■ **Task to carry out**
Tell how many lines in these records contain the string "name", with only the number as the reply.
*** Opening of Input for this task ***
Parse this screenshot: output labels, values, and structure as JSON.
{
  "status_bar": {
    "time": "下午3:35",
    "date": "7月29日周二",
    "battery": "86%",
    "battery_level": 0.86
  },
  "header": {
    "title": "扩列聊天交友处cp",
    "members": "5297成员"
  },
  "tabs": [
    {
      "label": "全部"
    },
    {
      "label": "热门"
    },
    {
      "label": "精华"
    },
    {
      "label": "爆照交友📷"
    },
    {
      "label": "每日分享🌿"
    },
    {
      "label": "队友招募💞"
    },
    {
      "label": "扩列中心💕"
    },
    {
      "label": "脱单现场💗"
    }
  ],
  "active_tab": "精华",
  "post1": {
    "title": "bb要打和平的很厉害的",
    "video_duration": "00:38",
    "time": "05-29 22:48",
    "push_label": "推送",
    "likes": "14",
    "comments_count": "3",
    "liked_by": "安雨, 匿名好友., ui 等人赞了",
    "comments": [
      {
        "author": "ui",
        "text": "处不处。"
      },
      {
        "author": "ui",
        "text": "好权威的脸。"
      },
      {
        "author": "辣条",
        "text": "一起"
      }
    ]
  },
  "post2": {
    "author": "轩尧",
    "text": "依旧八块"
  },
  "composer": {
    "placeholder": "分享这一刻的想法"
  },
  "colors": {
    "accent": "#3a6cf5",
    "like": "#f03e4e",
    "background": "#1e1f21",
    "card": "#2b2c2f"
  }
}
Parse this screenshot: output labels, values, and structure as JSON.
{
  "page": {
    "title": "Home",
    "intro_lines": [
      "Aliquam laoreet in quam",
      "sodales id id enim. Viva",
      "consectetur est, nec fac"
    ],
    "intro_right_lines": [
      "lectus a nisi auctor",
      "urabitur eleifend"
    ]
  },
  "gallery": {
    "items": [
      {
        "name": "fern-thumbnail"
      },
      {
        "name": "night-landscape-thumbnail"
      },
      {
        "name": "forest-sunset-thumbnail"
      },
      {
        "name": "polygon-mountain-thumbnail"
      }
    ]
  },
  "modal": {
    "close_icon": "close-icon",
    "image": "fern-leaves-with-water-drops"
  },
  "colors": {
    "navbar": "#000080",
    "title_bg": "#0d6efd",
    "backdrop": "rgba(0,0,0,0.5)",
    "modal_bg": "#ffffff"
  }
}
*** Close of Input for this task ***
■ **Finished exercise**
4